- Open threads — Facebook groups usually have all the threads open at the same time, which means there can be hundreds and even thousands of discussions going on simultaneously. This is good for the platform, but as we’ve seen in my group and others, it’s not always good for women of colour. Maybe an alternative is to have only one thread open for commenting at a time so that the learnings are highly focused and stays in bounds; all conversation is visible to me as the group leader; and my personal feedback resources and moderating resources are focused in one place at a time. All of the previous threads would still available to read and process and learn from, but commenting would be closed.
(side note: This is why I removed all members from the group — because to I can’t close threads while the group is archived, and as soon as I un-archive it, people can participate. I don’t want any participation because there’s risk of harm until all the posts are closed to comments and only one is open at a time. I can’t find a script to do this automatically, so to close all the threads by hand is a project in and of itself. The only way to close the threads without risking people commenting in the meantime is to remove members.)
- Time — Facebook is available 24/7 which means people in different time zones or with different schedules are commenting all the time and notifications are going out all the time, drawing people back into discussions. This provides a serious moderating and resource challenge because then there needs to be 24/7 moderating coverage, which requires a lot of bodies and a lot of money (especially if, like me, you have a commitment to not use volunteer or intern labour in your business). Maybe an alternative group experience would mean there are specific office hours when we all participate and the (one?) open thread is closed for commenting (but still readable) when I can’t be there so that there’s nothing happening off my radar. That would keep the educating and feedback labour on my shoulders rather than on the shoulders of people with marginalized identities. It also, I think, facilitates the learning process because members have to be present and actively experiment with the material and get feedback, live. (An instructional designer told me this week that having learnings be live and bounded by time moves people from being novices and scholars into being apprentices and masters, so this change might improve the learning outcomes, too.)

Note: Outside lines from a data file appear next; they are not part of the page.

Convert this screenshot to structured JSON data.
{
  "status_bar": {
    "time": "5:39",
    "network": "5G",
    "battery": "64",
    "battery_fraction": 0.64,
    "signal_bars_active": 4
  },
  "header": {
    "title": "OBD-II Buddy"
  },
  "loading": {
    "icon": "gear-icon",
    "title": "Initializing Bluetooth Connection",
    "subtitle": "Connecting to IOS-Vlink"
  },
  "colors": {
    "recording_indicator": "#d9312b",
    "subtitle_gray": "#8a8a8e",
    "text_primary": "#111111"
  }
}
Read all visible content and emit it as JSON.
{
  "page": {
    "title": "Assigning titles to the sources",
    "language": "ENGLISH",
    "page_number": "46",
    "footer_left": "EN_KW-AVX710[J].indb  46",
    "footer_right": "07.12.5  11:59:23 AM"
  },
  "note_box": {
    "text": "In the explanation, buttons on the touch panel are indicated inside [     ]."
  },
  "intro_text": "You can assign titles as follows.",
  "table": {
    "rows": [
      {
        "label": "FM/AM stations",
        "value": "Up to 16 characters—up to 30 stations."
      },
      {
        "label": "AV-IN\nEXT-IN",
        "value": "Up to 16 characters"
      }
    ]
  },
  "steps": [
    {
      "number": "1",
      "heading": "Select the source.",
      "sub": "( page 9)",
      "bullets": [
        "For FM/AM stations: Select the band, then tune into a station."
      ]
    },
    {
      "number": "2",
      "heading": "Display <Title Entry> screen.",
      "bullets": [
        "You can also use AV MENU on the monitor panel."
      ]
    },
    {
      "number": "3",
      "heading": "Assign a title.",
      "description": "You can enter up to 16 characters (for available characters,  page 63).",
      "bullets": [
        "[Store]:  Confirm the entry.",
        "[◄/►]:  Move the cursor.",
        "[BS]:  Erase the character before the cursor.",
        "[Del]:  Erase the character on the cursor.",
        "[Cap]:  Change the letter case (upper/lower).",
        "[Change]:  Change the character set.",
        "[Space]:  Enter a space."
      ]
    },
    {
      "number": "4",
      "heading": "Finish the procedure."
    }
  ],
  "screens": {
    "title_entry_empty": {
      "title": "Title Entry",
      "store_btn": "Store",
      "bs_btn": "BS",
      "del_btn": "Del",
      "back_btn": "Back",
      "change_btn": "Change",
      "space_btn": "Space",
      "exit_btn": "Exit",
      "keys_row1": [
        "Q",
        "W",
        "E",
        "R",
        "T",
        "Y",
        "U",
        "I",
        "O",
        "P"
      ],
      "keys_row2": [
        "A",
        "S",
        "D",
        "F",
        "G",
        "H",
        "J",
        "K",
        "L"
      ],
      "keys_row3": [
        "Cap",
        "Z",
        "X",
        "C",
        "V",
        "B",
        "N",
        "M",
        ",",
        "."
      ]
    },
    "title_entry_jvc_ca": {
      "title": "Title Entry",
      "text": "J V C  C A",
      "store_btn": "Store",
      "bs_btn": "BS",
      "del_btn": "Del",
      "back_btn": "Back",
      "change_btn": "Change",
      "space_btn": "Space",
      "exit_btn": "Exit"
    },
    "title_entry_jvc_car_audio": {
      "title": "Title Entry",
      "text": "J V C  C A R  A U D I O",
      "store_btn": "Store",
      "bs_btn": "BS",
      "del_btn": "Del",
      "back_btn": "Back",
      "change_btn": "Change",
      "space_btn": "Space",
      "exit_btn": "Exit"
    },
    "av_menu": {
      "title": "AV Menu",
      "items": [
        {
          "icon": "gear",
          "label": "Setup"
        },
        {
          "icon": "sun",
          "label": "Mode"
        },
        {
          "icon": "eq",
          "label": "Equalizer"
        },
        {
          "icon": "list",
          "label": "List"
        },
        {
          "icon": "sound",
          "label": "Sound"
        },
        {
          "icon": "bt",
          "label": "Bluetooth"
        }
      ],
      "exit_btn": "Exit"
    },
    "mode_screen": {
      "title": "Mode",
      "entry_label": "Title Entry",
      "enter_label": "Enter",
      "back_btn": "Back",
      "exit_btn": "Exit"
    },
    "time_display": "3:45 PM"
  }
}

- Notifications — The notifications are the ‘variable reward’ that makes FB and other apps addictive. It’s good for the platform but not necessarily good for the group and members with marginalized identities. So maybe if there is only one thread open, and it can only be commented on during a specific time, there wouldn’t be notifications going out every few seconds to members pulling them back into discussions 24/7. This would reduce the constant pushes to women of colour to continue correcting white women; eliminate the opportunity for white women to ask people other than me to do that kind of work; and counter the addictive nature of FB groups and make sure discussions don’t devolve or go off the rails.
What I see is that if we think critically about the nature of systems design and centre the experience of women of colour and people with marginalized identities in the the way we use the groups, they will have a better experience and the group will be more useful and useable, too.
I think that might move us towards prevention.
These are things I’m thinking about and working on. There may be other methods and tactics to consider and fold into this.
After I’m sure that there’s a plan in place to do it differently and it’s likely to to address prevention rather than trouble-shooting problems after they’ve happened, then we can resume the group. Otherwise there’s too much risk to women of colour. I’m taking this seriously and striving to address it in a root-level, systemic way and that considering everything carefully rather than reactively.